We did not observe any significant selectivity of PKF118–310 for either the survival and/or self-renewal of tumorsphere-initiating cells compared to mammosphere-initiating cells in primary sphere-forming assays (). However, a single exposure of primary tumor cells to PKF118–310 in a primary sphere-forming assay was sufficient to block subsequent secondary sphere formation in the absence of the compound. By contrast, mammary epithelial cells exposed to PKF118–310 were not impaired in their capacity to form secondary spheres, suggesting that the effect of PKF118–310 on secondary sphere formation is specific to BTICs. Taken at face value these observations suggest that PKF118–310 inhibited tumorsphere formation by an irreversible mechanism, whereas the compound acted reversibly to affect mammosphere formation. Inhibition of Wnt/Beta-catenin signaling by PKF118–310 may be cytotoxic for tumorsphere-initiating cells, perhaps because they are addicted this pathway, whereas pathway inhibition may be cytostatic for mammosphere-initiating cells.

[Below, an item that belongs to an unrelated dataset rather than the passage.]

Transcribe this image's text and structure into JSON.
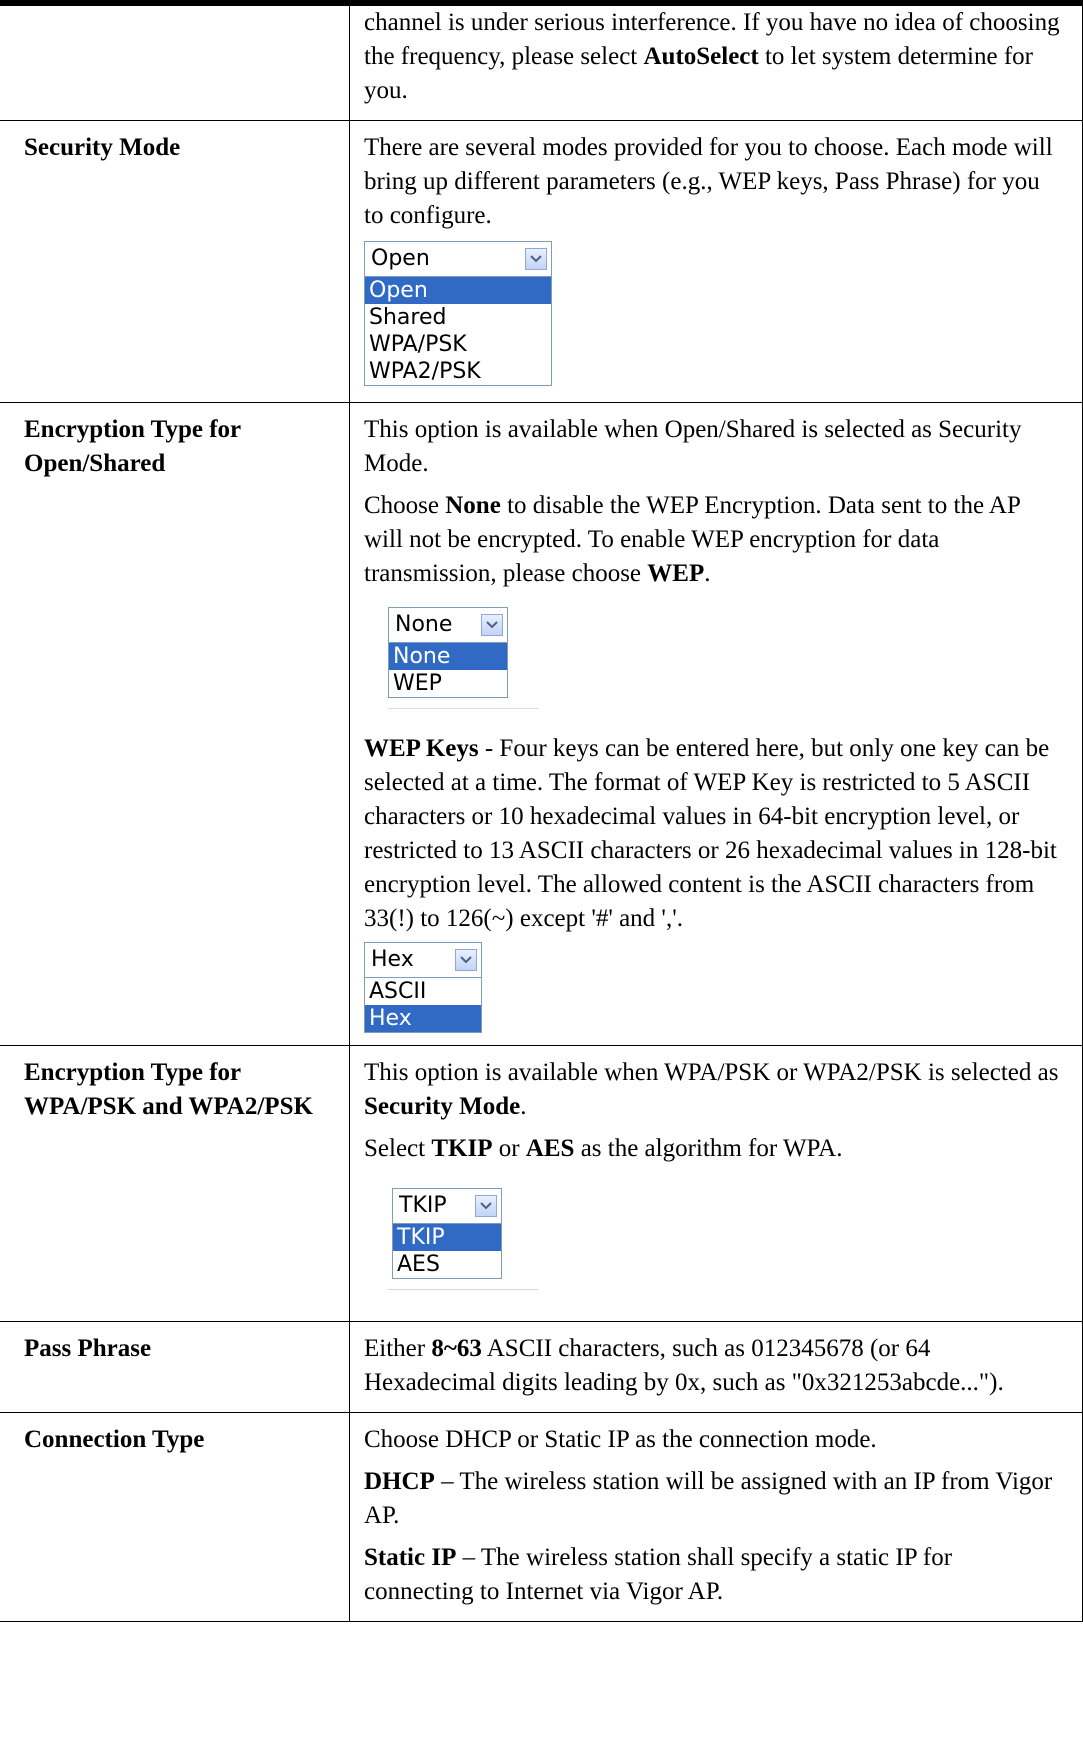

Whereas sphere formation is a convenient and relatively rapid surrogate in vitro
assay for stem/progenitor and TIC activity, the nature of sphere-forming cells is controversial and consequently we employed additional means to identity the tumor cells that might be targeted by PKF118–310 
. To this end we transplanted primary tumor cell populations that had been incubated with PKF118–310 under the same conditions as had been used in primary sphere-forming assays and thereafter measured the capacity of the remaining viable tumor cells to seed tumor growth after transplantation into syngeneic FVB/N female mice. These transplantation assays directly assess BTIC frequency and demonstrated that PKF118–310 targeted these cells as manifested by a concentration-dependent reduction in tumor incidence in recipient mice resulting from transplant of the compound-treated tumor cells.

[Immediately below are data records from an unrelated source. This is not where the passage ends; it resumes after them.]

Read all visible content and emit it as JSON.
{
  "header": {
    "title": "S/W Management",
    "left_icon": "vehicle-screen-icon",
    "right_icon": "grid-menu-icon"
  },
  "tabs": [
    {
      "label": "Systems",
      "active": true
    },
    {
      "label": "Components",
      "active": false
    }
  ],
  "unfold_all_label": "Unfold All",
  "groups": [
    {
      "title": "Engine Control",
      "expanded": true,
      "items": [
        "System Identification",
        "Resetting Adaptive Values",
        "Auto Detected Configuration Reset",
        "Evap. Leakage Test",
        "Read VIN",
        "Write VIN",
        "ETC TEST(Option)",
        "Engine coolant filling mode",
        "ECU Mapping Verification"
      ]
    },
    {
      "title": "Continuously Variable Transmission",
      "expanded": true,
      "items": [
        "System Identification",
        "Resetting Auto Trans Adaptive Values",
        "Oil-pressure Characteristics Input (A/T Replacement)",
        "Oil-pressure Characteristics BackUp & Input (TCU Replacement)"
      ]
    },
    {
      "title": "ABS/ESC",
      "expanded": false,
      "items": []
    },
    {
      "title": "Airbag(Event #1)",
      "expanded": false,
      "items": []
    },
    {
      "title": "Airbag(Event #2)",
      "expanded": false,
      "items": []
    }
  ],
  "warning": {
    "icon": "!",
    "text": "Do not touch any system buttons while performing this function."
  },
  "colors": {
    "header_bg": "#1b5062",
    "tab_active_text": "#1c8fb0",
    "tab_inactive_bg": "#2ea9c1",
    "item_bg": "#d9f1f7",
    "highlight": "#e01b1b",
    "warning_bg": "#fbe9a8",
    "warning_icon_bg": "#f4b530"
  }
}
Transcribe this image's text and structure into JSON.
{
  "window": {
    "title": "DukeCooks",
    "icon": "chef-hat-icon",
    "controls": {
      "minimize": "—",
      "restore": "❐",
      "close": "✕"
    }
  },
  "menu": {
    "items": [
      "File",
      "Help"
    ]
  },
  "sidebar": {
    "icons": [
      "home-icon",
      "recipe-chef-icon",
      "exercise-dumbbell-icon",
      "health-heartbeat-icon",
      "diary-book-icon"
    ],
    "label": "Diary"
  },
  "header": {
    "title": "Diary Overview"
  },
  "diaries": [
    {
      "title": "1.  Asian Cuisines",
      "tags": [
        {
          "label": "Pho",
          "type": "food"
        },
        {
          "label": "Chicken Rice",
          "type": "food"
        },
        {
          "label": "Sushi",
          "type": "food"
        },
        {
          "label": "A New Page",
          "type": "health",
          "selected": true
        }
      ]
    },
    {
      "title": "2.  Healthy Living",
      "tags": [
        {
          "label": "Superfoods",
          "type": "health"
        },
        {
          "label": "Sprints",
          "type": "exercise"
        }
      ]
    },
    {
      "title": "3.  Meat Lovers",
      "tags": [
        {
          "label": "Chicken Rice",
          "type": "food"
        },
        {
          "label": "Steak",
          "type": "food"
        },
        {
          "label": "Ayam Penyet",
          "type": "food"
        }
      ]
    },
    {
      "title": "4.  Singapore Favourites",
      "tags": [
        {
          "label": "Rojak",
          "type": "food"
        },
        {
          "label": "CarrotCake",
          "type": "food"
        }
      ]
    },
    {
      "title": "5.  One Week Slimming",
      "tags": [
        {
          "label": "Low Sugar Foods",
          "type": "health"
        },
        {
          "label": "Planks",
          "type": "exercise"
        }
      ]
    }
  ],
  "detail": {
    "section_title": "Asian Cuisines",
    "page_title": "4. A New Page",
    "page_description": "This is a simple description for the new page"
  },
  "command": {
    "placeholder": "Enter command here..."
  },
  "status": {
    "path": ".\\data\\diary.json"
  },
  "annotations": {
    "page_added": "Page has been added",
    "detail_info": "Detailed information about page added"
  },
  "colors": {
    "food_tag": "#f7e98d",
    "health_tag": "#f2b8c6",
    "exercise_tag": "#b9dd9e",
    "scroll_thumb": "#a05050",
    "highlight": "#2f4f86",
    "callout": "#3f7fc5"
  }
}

Administration of PKF118–310 to tumor-bearing mice blocked tumor growth during the 10-day treatment period, an interval during which the tumors expanded by 2–3 fold in tumor-bearing mice that were administered the vehicle. Histological analyses of tumor sections from mice administered PKF118–310 revealed loss of tumor architecture manifested as reduced cellularity and phenotypic features associated with reduced tumor grade. Whereas no evidence of apoptotic cell death or altered expression of differentiation markers was evident in tumor sections from mice administered the compound (data not shown), the frequency of Ki67-positive cells, a biomarker of cell proliferation, was markedly reduced. Importantly, tumor cells harvested from mice exposed to PKF118–300 formed tumor grafts in only 3 of 20 mice transplanted with these cells some 2 weeks after tumors had already formed in 20/20 mice transplanted with vehicle-treated tumor cells. Our transplantation assay can detect single tumor cells in the bulk tumor cell population, which on average comprise ~30% functional BTIC as established by limiting dilution cell transplantation assays 
. Hence, our findings suggest that the frequency of BTIC comprising the tumors was dramatically reduced by inhibiting Wnt/Beta-catenin signaling in tumors 

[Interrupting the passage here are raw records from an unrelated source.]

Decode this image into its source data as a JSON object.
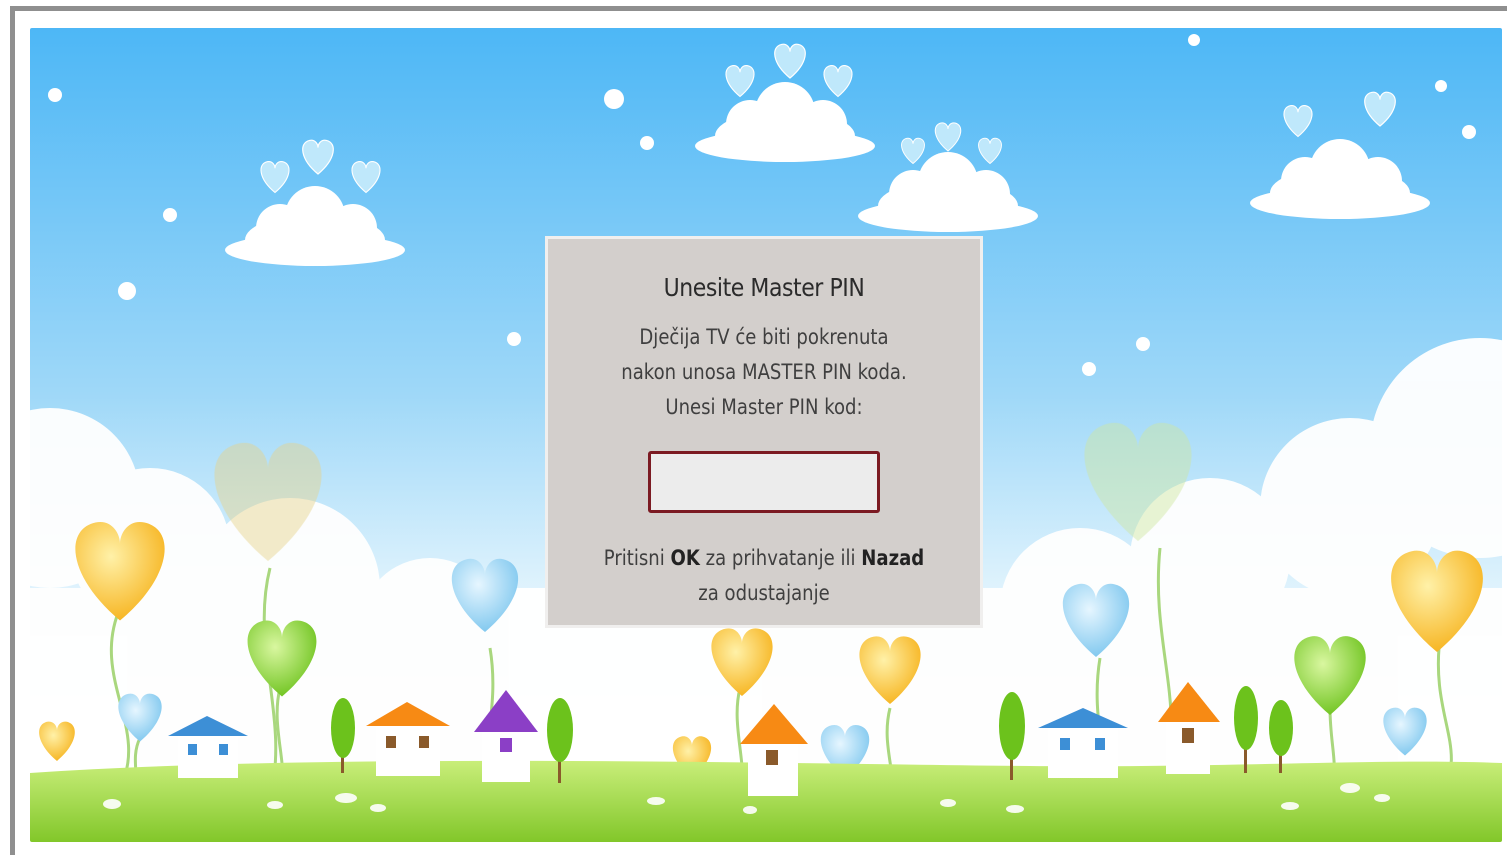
{
  "dialog": {
    "title": "Unesite Master PIN",
    "message": "Dječija TV će biti pokrenuta nakon unosa MASTER PIN koda. Unesi Master PIN kod:",
    "pin_value": "",
    "hint_prefix": "Pritisni",
    "hint_ok_key": "OK",
    "hint_middle": "za prihvatanje ili",
    "hint_back_key": "Nazad",
    "hint_suffix": "za odustajanje"
  },
  "background": {
    "icons": [
      "cloud-icon",
      "heart-flower-icon",
      "house-icon",
      "tree-icon",
      "star-dot-icon"
    ],
    "sky_top": "#4fb8f5",
    "sky_bottom": "#d8f0fc",
    "grass": "#9ad83a"
  }
}
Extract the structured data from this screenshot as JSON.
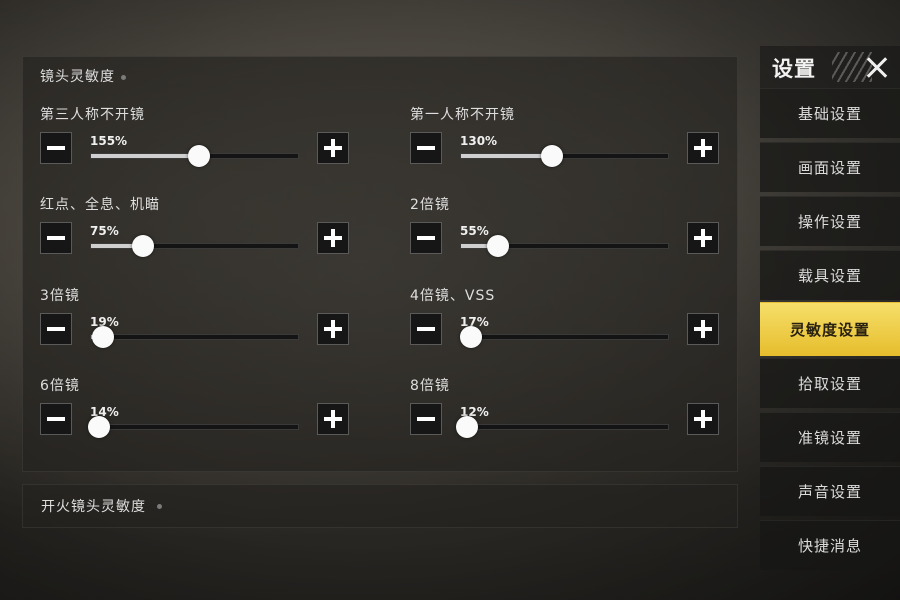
{
  "header": {
    "title": "设置"
  },
  "section": {
    "title": "镜头灵敏度"
  },
  "sliders": [
    {
      "label": "第三人称不开镜",
      "value_text": "155%",
      "fraction": 0.52
    },
    {
      "label": "第一人称不开镜",
      "value_text": "130%",
      "fraction": 0.44
    },
    {
      "label": "红点、全息、机瞄",
      "value_text": "75%",
      "fraction": 0.25
    },
    {
      "label": "2倍镜",
      "value_text": "55%",
      "fraction": 0.18
    },
    {
      "label": "3倍镜",
      "value_text": "19%",
      "fraction": 0.06
    },
    {
      "label": "4倍镜、VSS",
      "value_text": "17%",
      "fraction": 0.05
    },
    {
      "label": "6倍镜",
      "value_text": "14%",
      "fraction": 0.04
    },
    {
      "label": "8倍镜",
      "value_text": "12%",
      "fraction": 0.03
    }
  ],
  "fire_section": {
    "title": "开火镜头灵敏度"
  },
  "menu": {
    "items": [
      {
        "label": "基础设置"
      },
      {
        "label": "画面设置"
      },
      {
        "label": "操作设置"
      },
      {
        "label": "载具设置"
      },
      {
        "label": "灵敏度设置"
      },
      {
        "label": "拾取设置"
      },
      {
        "label": "准镜设置"
      },
      {
        "label": "声音设置"
      },
      {
        "label": "快捷消息"
      }
    ],
    "active_index": 4
  },
  "colors": {
    "active_tab": "#f0cd45",
    "panel": "#23221f"
  }
}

. Taken together these multiple lines of investigation suggest that antagonists of Wnt/Beta-catenin signaling target BTIC and provide proof-of-principle that eradicating these cells leads to durable breast cancer remission.